■ Required action:
Lines in the listing below containing the string "header" are to be identified and copied.

......

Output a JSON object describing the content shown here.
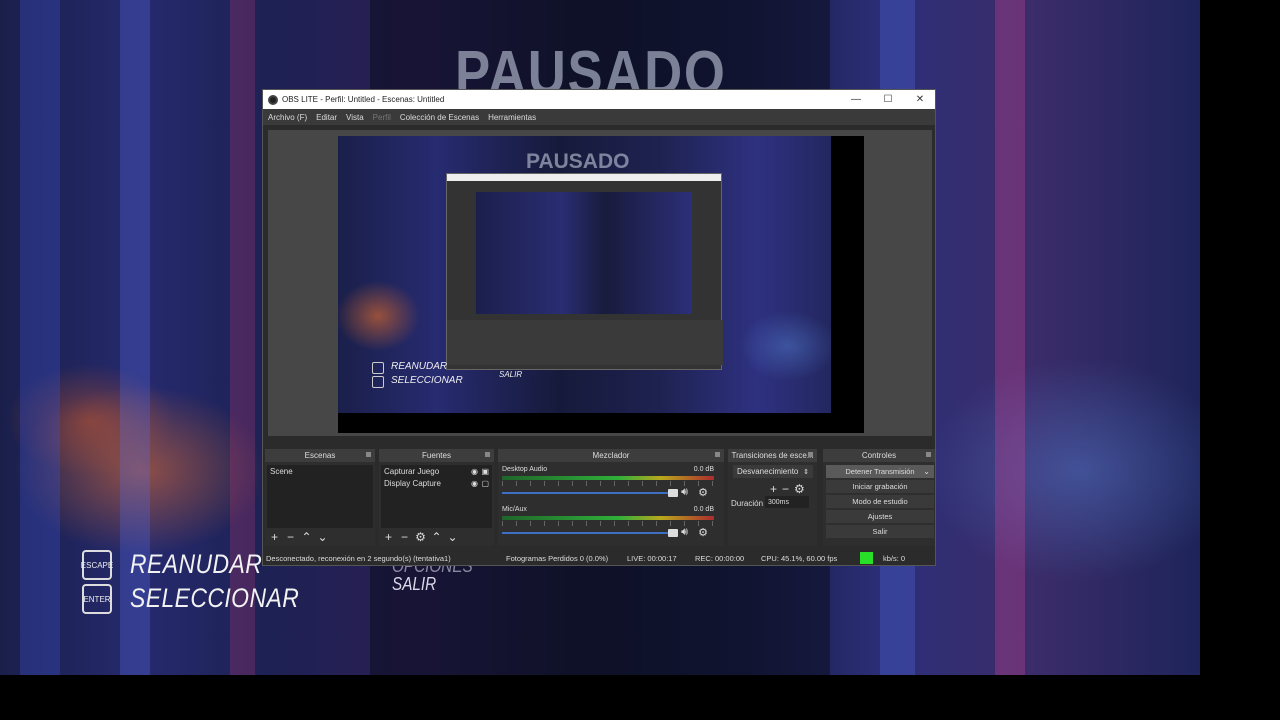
{
  "game": {
    "title": "PAUSADO",
    "menu": [
      {
        "key": "ESCAPE",
        "label": "REANUDAR"
      },
      {
        "key": "ENTER",
        "label": "SELECCIONAR"
      }
    ],
    "options_partial": "OPCIONES",
    "exit_label": "SALIR"
  },
  "obs": {
    "window_title": "OBS LITE - Perfil: Untitled - Escenas: Untitled",
    "window_controls": {
      "minimize": "—",
      "maximize": "☐",
      "close": "✕"
    },
    "menu": [
      {
        "label": "Archivo (F)",
        "enabled": true
      },
      {
        "label": "Editar",
        "enabled": true
      },
      {
        "label": "Vista",
        "enabled": true
      },
      {
        "label": "Perfil",
        "enabled": false
      },
      {
        "label": "Colección de Escenas",
        "enabled": true
      },
      {
        "label": "Herramientas",
        "enabled": true
      }
    ],
    "preview": {
      "title": "PAUSADO",
      "menu": [
        {
          "label": "REANUDAR"
        },
        {
          "label": "SELECCIONAR"
        }
      ],
      "exit_label": "SALIR"
    },
    "scenes": {
      "header": "Escenas",
      "items": [
        "Scene"
      ]
    },
    "sources": {
      "header": "Fuentes",
      "items": [
        "Capturar Juego",
        "Display Capture"
      ]
    },
    "mixer": {
      "header": "Mezclador",
      "channels": [
        {
          "name": "Desktop Audio",
          "db": "0.0 dB"
        },
        {
          "name": "Mic/Aux",
          "db": "0.0 dB"
        }
      ]
    },
    "transitions": {
      "header": "Transiciones de esce...",
      "selected": "Desvanecimiento",
      "duration_label": "Duración",
      "duration_value": "300ms"
    },
    "controls": {
      "header": "Controles",
      "buttons": [
        "Detener Transmisión",
        "Iniciar grabación",
        "Modo de estudio",
        "Ajustes",
        "Salir"
      ]
    },
    "status": {
      "connection": "Desconectado, reconexión en 2 segundo(s) (tentativa1)",
      "frames_lost": "Fotogramas Perdidos 0 (0.0%)",
      "live": "LIVE: 00:00:17",
      "rec": "REC: 00:00:00",
      "cpu": "CPU: 45.1%, 60.00 fps",
      "bitrate": "kb/s: 0",
      "indicator_color": "#27e027"
    }
  }
}
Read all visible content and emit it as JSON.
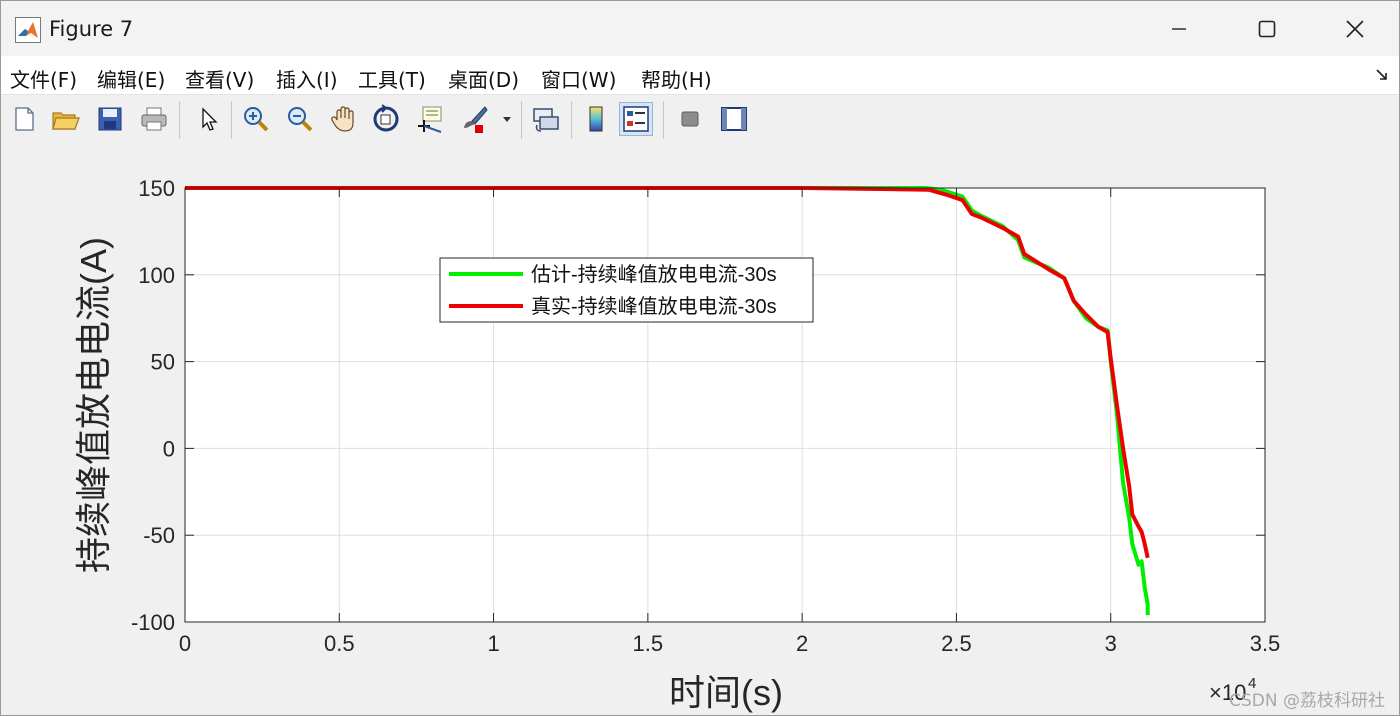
{
  "window": {
    "title": "Figure 7"
  },
  "menu": {
    "items": [
      "文件(F)",
      "编辑(E)",
      "查看(V)",
      "插入(I)",
      "工具(T)",
      "桌面(D)",
      "窗口(W)",
      "帮助(H)"
    ]
  },
  "toolbar": {
    "buttons": [
      {
        "icon": "new-figure-icon"
      },
      {
        "icon": "open-file-icon"
      },
      {
        "icon": "save-icon"
      },
      {
        "icon": "print-icon"
      },
      {
        "icon": "edit-plot-arrow-icon"
      },
      {
        "icon": "zoom-in-icon"
      },
      {
        "icon": "zoom-out-icon"
      },
      {
        "icon": "pan-hand-icon"
      },
      {
        "icon": "rotate-3d-icon"
      },
      {
        "icon": "data-cursor-icon"
      },
      {
        "icon": "brush-icon"
      },
      {
        "icon": "link-plot-icon"
      },
      {
        "icon": "colorbar-icon"
      },
      {
        "icon": "legend-icon"
      },
      {
        "icon": "hide-plot-tools-icon"
      },
      {
        "icon": "show-plot-tools-icon"
      }
    ]
  },
  "chart_data": {
    "type": "line",
    "xlabel": "时间(s)",
    "ylabel": "持续峰值放电电流(A)",
    "x_exponent_label": "×10",
    "x_exponent_power": "4",
    "xlim": [
      0,
      3.5
    ],
    "ylim": [
      -100,
      150
    ],
    "xticks": [
      "0",
      "0.5",
      "1",
      "1.5",
      "2",
      "2.5",
      "3",
      "3.5"
    ],
    "yticks": [
      "150",
      "100",
      "50",
      "0",
      "-50",
      "-100"
    ],
    "grid": true,
    "legend_position": "upper-middle",
    "series": [
      {
        "name": "估计-持续峰值放电电流-30s",
        "color": "#00ee00",
        "x": [
          0,
          0.5,
          1.0,
          1.5,
          2.0,
          2.4,
          2.45,
          2.52,
          2.55,
          2.58,
          2.65,
          2.7,
          2.72,
          2.8,
          2.85,
          2.88,
          2.92,
          2.96,
          2.99,
          3.0,
          3.02,
          3.04,
          3.06,
          3.07,
          3.09,
          3.1,
          3.11,
          3.12,
          3.12
        ],
        "y": [
          150,
          150,
          150,
          150,
          150,
          150,
          149,
          145,
          137,
          134,
          128,
          120,
          110,
          104,
          98,
          85,
          75,
          70,
          68,
          50,
          20,
          -20,
          -40,
          -55,
          -67,
          -65,
          -80,
          -90,
          -96
        ]
      },
      {
        "name": "真实-持续峰值放电电流-30s",
        "color": "#ee0000",
        "x": [
          0,
          0.5,
          1.0,
          1.5,
          2.0,
          2.41,
          2.47,
          2.52,
          2.55,
          2.58,
          2.65,
          2.7,
          2.72,
          2.8,
          2.85,
          2.88,
          2.92,
          2.96,
          2.99,
          3.0,
          3.02,
          3.04,
          3.06,
          3.07,
          3.09,
          3.1,
          3.11,
          3.12
        ],
        "y": [
          150,
          150,
          150,
          150,
          150,
          149,
          146,
          143,
          135,
          133,
          127,
          122,
          112,
          103,
          98,
          85,
          77,
          70,
          67,
          52,
          25,
          0,
          -22,
          -38,
          -45,
          -48,
          -55,
          -63
        ]
      }
    ]
  },
  "watermark": "CSDN @荔枝科研社"
}
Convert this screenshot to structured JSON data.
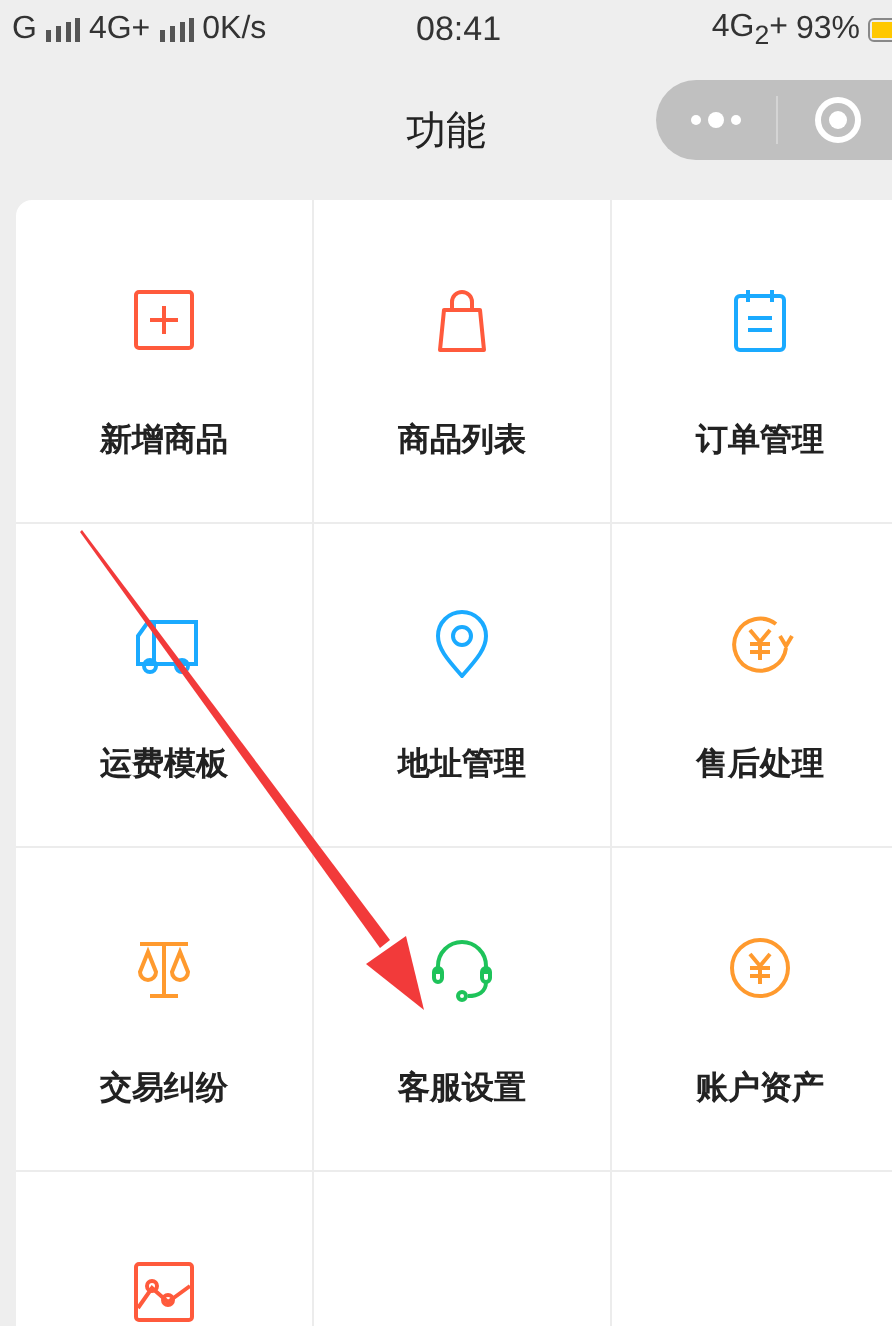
{
  "status_bar": {
    "carrier_1": "G",
    "carrier_2": "4G+",
    "speed": "0K/s",
    "time": "08:41",
    "network": "4G$_{2}$+",
    "battery": "93%"
  },
  "nav": {
    "title": "功能"
  },
  "grid": [
    {
      "label": "新增商品",
      "color": "#ff5a3c"
    },
    {
      "label": "商品列表",
      "color": "#ff5a3c"
    },
    {
      "label": "订单管理",
      "color": "#1aaaff"
    },
    {
      "label": "运费模板",
      "color": "#1aaaff"
    },
    {
      "label": "地址管理",
      "color": "#1aaaff"
    },
    {
      "label": "售后处理",
      "color": "#ff9a2e"
    },
    {
      "label": "交易纠纷",
      "color": "#ff9a2e"
    },
    {
      "label": "客服设置",
      "color": "#1ec35a"
    },
    {
      "label": "账户资产",
      "color": "#ff9a2e"
    },
    {
      "color": "#ff5a3c"
    }
  ]
}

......

■ Problem solution:
      "header": "Escenas",
      "header": "Fuentes",
      "header": "Mezclador",
      "header": "Transiciones de esce...",
      "header": "Controles",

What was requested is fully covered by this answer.